• **Required action**:
Which lines in the listing below contain "heading"? Copy each of them.

• **Material for this exercise**:
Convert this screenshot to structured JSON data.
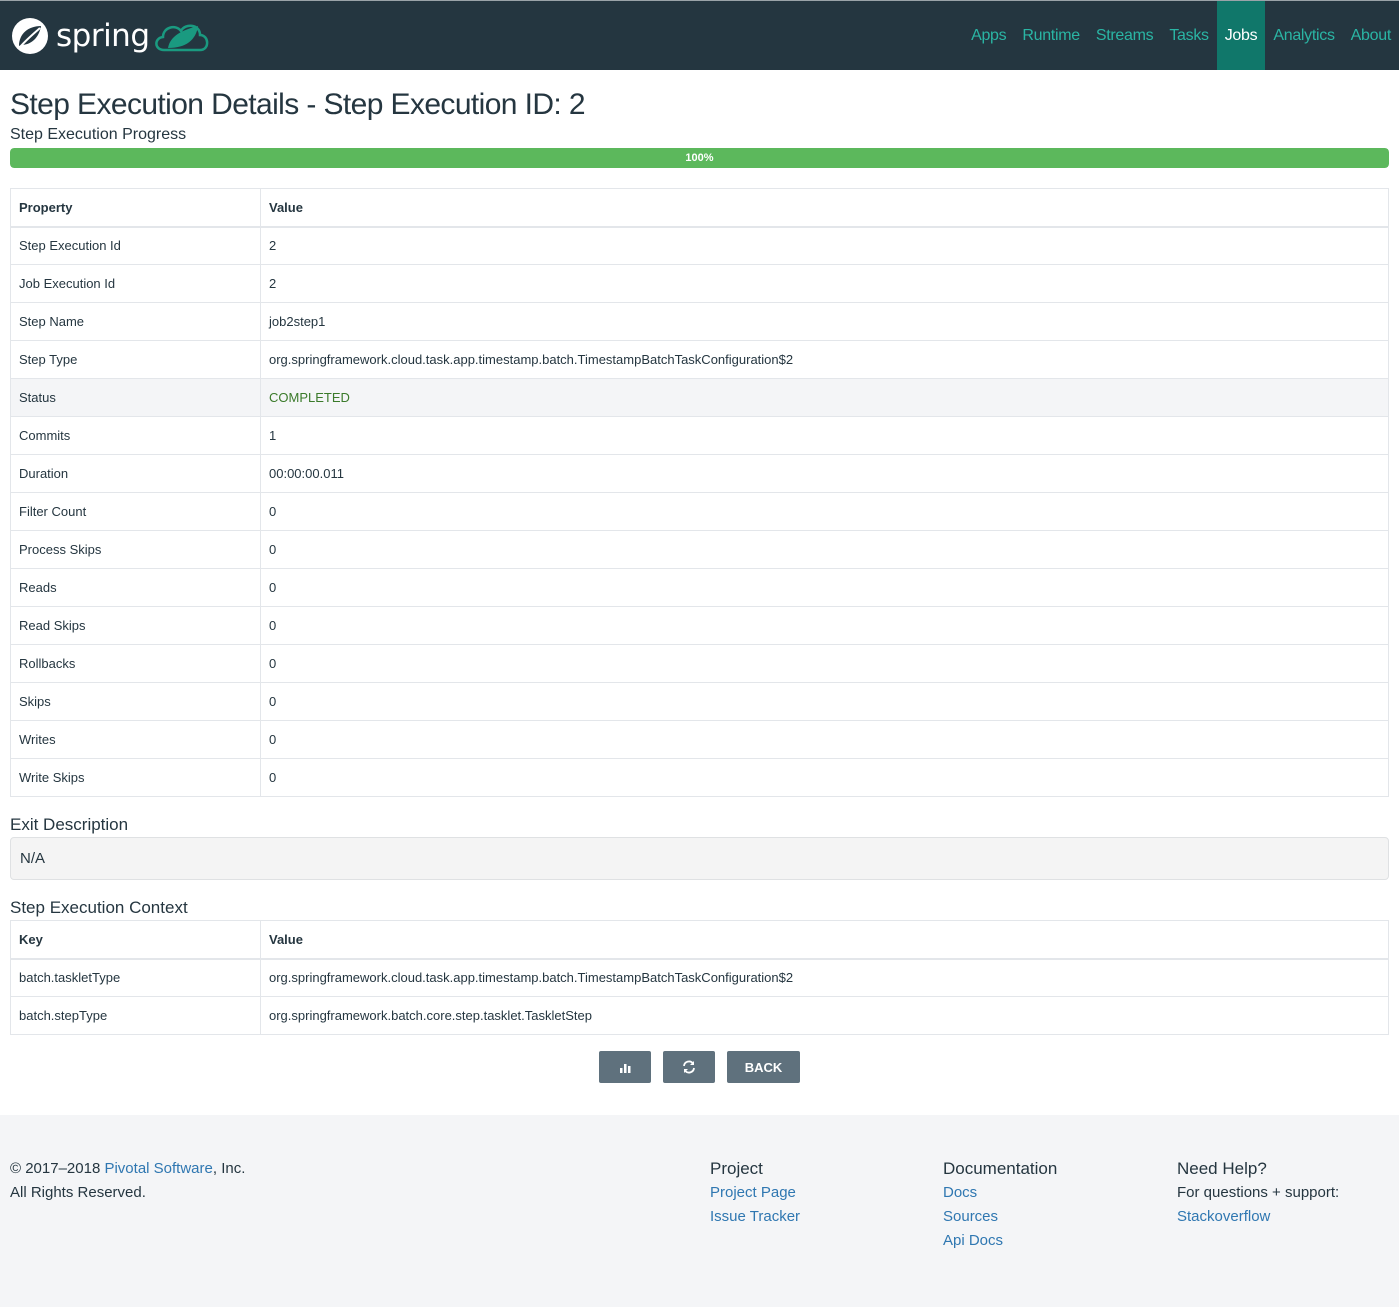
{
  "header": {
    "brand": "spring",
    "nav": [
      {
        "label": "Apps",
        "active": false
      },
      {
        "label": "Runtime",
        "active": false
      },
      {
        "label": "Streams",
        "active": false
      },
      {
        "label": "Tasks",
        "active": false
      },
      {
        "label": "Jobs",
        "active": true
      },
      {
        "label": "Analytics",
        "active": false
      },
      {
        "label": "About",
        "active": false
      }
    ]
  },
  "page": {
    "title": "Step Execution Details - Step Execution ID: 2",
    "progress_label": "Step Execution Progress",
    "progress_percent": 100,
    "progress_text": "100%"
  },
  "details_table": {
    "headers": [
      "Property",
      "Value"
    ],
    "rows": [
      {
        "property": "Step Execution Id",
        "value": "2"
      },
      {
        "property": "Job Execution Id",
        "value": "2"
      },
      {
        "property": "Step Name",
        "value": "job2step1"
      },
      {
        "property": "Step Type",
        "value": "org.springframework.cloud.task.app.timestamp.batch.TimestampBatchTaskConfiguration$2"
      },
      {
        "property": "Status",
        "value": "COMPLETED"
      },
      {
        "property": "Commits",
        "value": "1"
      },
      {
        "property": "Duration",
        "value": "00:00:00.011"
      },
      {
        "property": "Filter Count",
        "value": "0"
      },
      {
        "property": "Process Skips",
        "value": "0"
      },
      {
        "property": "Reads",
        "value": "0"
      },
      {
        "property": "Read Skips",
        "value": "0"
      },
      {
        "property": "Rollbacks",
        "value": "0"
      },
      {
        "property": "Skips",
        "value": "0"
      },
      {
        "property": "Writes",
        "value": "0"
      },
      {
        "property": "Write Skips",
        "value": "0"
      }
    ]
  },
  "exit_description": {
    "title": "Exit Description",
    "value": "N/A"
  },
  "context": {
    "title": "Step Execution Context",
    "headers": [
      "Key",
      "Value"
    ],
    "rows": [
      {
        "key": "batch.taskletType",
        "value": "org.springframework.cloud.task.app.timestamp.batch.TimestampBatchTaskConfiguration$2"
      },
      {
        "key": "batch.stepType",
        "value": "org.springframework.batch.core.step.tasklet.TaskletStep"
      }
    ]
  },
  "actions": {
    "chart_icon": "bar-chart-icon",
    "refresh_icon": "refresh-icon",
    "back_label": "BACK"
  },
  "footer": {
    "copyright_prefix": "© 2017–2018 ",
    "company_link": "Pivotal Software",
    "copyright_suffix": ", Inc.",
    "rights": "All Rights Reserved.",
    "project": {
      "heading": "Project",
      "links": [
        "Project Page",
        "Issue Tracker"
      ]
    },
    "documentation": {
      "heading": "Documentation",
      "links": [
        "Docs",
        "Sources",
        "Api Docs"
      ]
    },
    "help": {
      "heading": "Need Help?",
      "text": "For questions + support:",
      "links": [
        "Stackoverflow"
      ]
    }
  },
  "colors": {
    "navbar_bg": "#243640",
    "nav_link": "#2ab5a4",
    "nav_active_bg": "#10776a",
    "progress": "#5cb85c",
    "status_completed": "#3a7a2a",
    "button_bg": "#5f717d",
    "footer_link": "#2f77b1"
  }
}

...

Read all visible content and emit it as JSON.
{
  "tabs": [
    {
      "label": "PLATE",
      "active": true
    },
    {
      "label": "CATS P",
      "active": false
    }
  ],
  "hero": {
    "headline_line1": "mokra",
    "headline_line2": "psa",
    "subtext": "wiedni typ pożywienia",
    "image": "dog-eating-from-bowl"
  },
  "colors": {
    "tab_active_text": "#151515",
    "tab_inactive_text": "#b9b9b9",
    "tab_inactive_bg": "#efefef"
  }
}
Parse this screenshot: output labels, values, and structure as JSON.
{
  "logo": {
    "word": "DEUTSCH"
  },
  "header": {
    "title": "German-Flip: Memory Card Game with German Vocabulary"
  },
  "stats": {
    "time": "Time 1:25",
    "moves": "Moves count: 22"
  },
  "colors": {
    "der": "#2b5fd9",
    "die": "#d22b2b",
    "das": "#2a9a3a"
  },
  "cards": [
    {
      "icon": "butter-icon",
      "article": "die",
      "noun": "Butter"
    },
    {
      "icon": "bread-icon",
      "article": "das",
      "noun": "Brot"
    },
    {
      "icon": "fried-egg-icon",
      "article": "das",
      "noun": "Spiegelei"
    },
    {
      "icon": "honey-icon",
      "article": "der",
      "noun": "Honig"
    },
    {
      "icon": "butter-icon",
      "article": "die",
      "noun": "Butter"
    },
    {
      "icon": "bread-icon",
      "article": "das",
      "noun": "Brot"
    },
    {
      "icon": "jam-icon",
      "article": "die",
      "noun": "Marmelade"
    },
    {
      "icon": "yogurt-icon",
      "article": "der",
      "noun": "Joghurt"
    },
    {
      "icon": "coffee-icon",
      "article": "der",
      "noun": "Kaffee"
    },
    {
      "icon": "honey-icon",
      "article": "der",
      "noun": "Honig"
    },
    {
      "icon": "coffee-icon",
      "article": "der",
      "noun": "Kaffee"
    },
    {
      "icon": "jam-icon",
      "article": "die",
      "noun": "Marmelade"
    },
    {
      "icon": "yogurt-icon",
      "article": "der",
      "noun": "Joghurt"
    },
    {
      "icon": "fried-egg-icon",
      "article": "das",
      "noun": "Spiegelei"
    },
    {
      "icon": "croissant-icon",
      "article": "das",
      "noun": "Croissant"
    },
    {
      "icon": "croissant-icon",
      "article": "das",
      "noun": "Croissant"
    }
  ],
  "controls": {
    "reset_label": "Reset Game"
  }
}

• **Solution below**:
      "heading": "Project",
      "heading": "Documentation",
      "heading": "Need Help?",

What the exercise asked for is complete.